(TASK DESCRIPTION) For this exercise, the reply is the listing below, reproduced exactly.

(GIVEN DATA)
====
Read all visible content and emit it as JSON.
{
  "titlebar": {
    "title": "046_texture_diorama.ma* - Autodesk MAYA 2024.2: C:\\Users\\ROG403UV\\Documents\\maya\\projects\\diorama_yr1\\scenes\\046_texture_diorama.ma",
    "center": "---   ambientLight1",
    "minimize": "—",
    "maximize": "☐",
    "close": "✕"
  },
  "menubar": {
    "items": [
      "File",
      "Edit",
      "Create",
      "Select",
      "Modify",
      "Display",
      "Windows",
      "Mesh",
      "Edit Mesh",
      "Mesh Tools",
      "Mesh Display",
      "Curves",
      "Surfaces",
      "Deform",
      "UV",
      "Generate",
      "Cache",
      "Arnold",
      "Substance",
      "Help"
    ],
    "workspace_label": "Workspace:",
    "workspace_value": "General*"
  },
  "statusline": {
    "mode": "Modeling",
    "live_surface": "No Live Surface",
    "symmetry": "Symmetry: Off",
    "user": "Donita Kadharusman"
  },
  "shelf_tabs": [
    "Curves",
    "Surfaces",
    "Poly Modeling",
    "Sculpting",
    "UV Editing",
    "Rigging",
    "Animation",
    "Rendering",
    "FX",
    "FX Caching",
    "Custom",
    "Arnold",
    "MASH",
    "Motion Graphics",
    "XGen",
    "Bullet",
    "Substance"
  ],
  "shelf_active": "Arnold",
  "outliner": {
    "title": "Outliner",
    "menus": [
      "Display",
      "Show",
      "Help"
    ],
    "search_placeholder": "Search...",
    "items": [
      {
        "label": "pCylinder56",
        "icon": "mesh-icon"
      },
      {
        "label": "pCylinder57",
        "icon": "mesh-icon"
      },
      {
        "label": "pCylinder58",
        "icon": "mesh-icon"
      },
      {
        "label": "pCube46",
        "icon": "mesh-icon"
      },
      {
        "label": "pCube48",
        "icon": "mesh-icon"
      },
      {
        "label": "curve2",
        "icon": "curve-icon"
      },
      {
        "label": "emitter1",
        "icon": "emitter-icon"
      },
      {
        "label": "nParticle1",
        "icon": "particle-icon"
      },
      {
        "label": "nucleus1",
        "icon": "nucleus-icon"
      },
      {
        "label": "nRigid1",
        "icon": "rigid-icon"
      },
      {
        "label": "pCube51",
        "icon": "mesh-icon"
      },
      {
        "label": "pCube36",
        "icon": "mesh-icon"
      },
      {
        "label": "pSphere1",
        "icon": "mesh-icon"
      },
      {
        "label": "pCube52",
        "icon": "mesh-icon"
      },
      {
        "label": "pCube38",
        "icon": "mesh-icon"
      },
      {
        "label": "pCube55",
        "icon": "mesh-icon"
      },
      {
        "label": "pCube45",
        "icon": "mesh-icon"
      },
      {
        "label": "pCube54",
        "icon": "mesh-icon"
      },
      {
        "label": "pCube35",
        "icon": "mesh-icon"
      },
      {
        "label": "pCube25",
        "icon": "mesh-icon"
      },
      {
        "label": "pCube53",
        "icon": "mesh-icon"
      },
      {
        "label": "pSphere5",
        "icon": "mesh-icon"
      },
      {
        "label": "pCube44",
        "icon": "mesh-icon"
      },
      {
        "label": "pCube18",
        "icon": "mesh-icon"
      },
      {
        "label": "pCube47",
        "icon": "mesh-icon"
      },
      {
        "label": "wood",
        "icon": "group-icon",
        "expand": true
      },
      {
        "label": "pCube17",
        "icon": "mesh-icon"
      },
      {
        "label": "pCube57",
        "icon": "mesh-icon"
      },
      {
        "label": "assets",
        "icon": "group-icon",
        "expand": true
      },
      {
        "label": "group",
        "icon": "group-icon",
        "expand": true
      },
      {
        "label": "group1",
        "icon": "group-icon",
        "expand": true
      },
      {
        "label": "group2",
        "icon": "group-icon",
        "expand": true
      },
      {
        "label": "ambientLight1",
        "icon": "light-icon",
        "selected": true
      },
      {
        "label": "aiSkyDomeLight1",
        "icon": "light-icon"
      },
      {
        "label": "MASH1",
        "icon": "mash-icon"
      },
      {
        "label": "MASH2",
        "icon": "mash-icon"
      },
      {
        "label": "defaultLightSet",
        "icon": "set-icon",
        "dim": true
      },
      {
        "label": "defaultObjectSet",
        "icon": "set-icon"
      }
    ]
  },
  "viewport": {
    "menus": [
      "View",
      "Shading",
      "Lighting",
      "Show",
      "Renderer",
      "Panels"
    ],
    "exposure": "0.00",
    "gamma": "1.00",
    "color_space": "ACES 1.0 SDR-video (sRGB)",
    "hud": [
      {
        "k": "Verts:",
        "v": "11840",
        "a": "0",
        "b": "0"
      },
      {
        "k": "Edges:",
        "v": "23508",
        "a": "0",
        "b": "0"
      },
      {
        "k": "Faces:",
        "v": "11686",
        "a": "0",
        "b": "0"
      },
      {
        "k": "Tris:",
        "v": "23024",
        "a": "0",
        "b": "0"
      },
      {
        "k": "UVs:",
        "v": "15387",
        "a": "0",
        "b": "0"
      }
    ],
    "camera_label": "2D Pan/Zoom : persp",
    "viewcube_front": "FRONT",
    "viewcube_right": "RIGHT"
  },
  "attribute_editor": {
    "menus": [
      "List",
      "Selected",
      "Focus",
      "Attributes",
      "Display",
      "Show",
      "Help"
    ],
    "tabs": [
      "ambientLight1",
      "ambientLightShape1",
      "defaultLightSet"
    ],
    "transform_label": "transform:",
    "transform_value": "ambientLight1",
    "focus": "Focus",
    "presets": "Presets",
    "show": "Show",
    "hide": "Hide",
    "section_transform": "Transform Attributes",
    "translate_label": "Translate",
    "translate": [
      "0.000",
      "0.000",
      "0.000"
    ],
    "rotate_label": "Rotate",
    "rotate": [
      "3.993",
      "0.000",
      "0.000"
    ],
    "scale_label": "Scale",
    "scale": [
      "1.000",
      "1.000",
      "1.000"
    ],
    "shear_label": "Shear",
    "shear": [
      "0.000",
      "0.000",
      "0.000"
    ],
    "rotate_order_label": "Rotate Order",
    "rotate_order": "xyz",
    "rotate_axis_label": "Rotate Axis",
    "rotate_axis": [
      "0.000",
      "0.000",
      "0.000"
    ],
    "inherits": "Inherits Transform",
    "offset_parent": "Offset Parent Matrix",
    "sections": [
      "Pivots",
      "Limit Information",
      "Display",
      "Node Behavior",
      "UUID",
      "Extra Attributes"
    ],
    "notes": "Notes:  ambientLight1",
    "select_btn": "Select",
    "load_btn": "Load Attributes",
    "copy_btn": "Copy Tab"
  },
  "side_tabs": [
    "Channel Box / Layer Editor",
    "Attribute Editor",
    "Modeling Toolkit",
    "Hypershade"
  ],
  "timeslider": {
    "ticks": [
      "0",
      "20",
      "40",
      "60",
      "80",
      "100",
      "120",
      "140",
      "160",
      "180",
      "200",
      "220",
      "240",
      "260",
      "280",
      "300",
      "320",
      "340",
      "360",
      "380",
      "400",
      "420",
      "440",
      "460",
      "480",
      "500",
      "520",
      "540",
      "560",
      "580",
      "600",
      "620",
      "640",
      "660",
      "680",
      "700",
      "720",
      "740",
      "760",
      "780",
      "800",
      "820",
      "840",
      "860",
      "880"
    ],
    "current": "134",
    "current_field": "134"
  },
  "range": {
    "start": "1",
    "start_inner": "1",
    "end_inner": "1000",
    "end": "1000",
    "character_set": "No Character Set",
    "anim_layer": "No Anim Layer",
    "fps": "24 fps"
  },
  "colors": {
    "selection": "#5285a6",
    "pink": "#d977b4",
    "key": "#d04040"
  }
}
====
(WRITTEN REPLY)
Read all visible content and emit it as JSON.
{
  "titlebar": {
    "title": "046_texture_diorama.ma* - Autodesk MAYA 2024.2: C:\\Users\\ROG403UV\\Documents\\maya\\projects\\diorama_yr1\\scenes\\046_texture_diorama.ma",
    "center": "---   ambientLight1",
    "minimize": "—",
    "maximize": "☐",
    "close": "✕"
  },
  "menubar": {
    "items": [
      "File",
      "Edit",
      "Create",
      "Select",
      "Modify",
      "Display",
      "Windows",
      "Mesh",
      "Edit Mesh",
      "Mesh Tools",
      "Mesh Display",
      "Curves",
      "Surfaces",
      "Deform",
      "UV",
      "Generate",
      "Cache",
      "Arnold",
      "Substance",
      "Help"
    ],
    "workspace_label": "Workspace:",
    "workspace_value": "General*"
  },
  "statusline": {
    "mode": "Modeling",
    "live_surface": "No Live Surface",
    "symmetry": "Symmetry: Off",
    "user": "Donita Kadharusman"
  },
  "shelf_tabs": [
    "Curves",
    "Surfaces",
    "Poly Modeling",
    "Sculpting",
    "UV Editing",
    "Rigging",
    "Animation",
    "Rendering",
    "FX",
    "FX Caching",
    "Custom",
    "Arnold",
    "MASH",
    "Motion Graphics",
    "XGen",
    "Bullet",
    "Substance"
  ],
  "shelf_active": "Arnold",
  "outliner": {
    "title": "Outliner",
    "menus": [
      "Display",
      "Show",
      "Help"
    ],
    "search_placeholder": "Search...",
    "items": [
      {
        "label": "pCylinder56",
        "icon": "mesh-icon"
      },
      {
        "label": "pCylinder57",
        "icon": "mesh-icon"
      },
      {
        "label": "pCylinder58",
        "icon": "mesh-icon"
      },
      {
        "label": "pCube46",
        "icon": "mesh-icon"
      },
      {
        "label": "pCube48",
        "icon": "mesh-icon"
      },
      {
        "label": "curve2",
        "icon": "curve-icon"
      },
      {
        "label": "emitter1",
        "icon": "emitter-icon"
      },
      {
        "label": "nParticle1",
        "icon": "particle-icon"
      },
      {
        "label": "nucleus1",
        "icon": "nucleus-icon"
      },
      {
        "label": "nRigid1",
        "icon": "rigid-icon"
      },
      {
        "label": "pCube51",
        "icon": "mesh-icon"
      },
      {
        "label": "pCube36",
        "icon": "mesh-icon"
      },
      {
        "label": "pSphere1",
        "icon": "mesh-icon"
      },
      {
        "label": "pCube52",
        "icon": "mesh-icon"
      },
      {
        "label": "pCube38",
        "icon": "mesh-icon"
      },
      {
        "label": "pCube55",
        "icon": "mesh-icon"
      },
      {
        "label": "pCube45",
        "icon": "mesh-icon"
      },
      {
        "label": "pCube54",
        "icon": "mesh-icon"
      },
      {
        "label": "pCube35",
        "icon": "mesh-icon"
      },
      {
        "label": "pCube25",
        "icon": "mesh-icon"
      },
      {
        "label": "pCube53",
        "icon": "mesh-icon"
      },
      {
        "label": "pSphere5",
        "icon": "mesh-icon"
      },
      {
        "label": "pCube44",
        "icon": "mesh-icon"
      },
      {
        "label": "pCube18",
        "icon": "mesh-icon"
      },
      {
        "label": "pCube47",
        "icon": "mesh-icon"
      },
      {
        "label": "wood",
        "icon": "group-icon",
        "expand": true
      },
      {
        "label": "pCube17",
        "icon": "mesh-icon"
      },
      {
        "label": "pCube57",
        "icon": "mesh-icon"
      },
      {
        "label": "assets",
        "icon": "group-icon",
        "expand": true
      },
      {
        "label": "group",
        "icon": "group-icon",
        "expand": true
      },
      {
        "label": "group1",
        "icon": "group-icon",
        "expand": true
      },
      {
        "label": "group2",
        "icon": "group-icon",
        "expand": true
      },
      {
        "label": "ambientLight1",
        "icon": "light-icon",
        "selected": true
      },
      {
        "label": "aiSkyDomeLight1",
        "icon": "light-icon"
      },
      {
        "label": "MASH1",
        "icon": "mash-icon"
      },
      {
        "label": "MASH2",
        "icon": "mash-icon"
      },
      {
        "label": "defaultLightSet",
        "icon": "set-icon",
        "dim": true
      },
      {
        "label": "defaultObjectSet",
        "icon": "set-icon"
      }
    ]
  },
  "viewport": {
    "menus": [
      "View",
      "Shading",
      "Lighting",
      "Show",
      "Renderer",
      "Panels"
    ],
    "exposure": "0.00",
    "gamma": "1.00",
    "color_space": "ACES 1.0 SDR-video (sRGB)",
    "hud": [
      {
        "k": "Verts:",
        "v": "11840",
        "a": "0",
        "b": "0"
      },
      {
        "k": "Edges:",
        "v": "23508",
        "a": "0",
        "b": "0"
      },
      {
        "k": "Faces:",
        "v": "11686",
        "a": "0",
        "b": "0"
      },
      {
        "k": "Tris:",
        "v": "23024",
        "a": "0",
        "b": "0"
      },
      {
        "k": "UVs:",
        "v": "15387",
        "a": "0",
        "b": "0"
      }
    ],
    "camera_label": "2D Pan/Zoom : persp",
    "viewcube_front": "FRONT",
    "viewcube_right": "RIGHT"
  },
  "attribute_editor": {
    "menus": [
      "List",
      "Selected",
      "Focus",
      "Attributes",
      "Display",
      "Show",
      "Help"
    ],
    "tabs": [
      "ambientLight1",
      "ambientLightShape1",
      "defaultLightSet"
    ],
    "transform_label": "transform:",
    "transform_value": "ambientLight1",
    "focus": "Focus",
    "presets": "Presets",
    "show": "Show",
    "hide": "Hide",
    "section_transform": "Transform Attributes",
    "translate_label": "Translate",
    "translate": [
      "0.000",
      "0.000",
      "0.000"
    ],
    "rotate_label": "Rotate",
    "rotate": [
      "3.993",
      "0.000",
      "0.000"
    ],
    "scale_label": "Scale",
    "scale": [
      "1.000",
      "1.000",
      "1.000"
    ],
    "shear_label": "Shear",
    "shear": [
      "0.000",
      "0.000",
      "0.000"
    ],
    "rotate_order_label": "Rotate Order",
    "rotate_order": "xyz",
    "rotate_axis_label": "Rotate Axis",
    "rotate_axis": [
      "0.000",
      "0.000",
      "0.000"
    ],
    "inherits": "Inherits Transform",
    "offset_parent": "Offset Parent Matrix",
    "sections": [
      "Pivots",
      "Limit Information",
      "Display",
      "Node Behavior",
      "UUID",
      "Extra Attributes"
    ],
    "notes": "Notes:  ambientLight1",
    "select_btn": "Select",
    "load_btn": "Load Attributes",
    "copy_btn": "Copy Tab"
  },
  "side_tabs": [
    "Channel Box / Layer Editor",
    "Attribute Editor",
    "Modeling Toolkit",
    "Hypershade"
  ],
  "timeslider": {
    "ticks": [
      "0",
      "20",
      "40",
      "60",
      "80",
      "100",
      "120",
      "140",
      "160",
      "180",
      "200",
      "220",
      "240",
      "260",
      "280",
      "300",
      "320",
      "340",
      "360",
      "380",
      "400",
      "420",
      "440",
      "460",
      "480",
      "500",
      "520",
      "540",
      "560",
      "580",
      "600",
      "620",
      "640",
      "660",
      "680",
      "700",
      "720",
      "740",
      "760",
      "780",
      "800",
      "820",
      "840",
      "860",
      "880"
    ],
    "current": "134",
    "current_field": "134"
  },
  "range": {
    "start": "1",
    "start_inner": "1",
    "end_inner": "1000",
    "end": "1000",
    "character_set": "No Character Set",
    "anim_layer": "No Anim Layer",
    "fps": "24 fps"
  },
  "colors": {
    "selection": "#5285a6",
    "pink": "#d977b4",
    "key": "#d04040"
  }
}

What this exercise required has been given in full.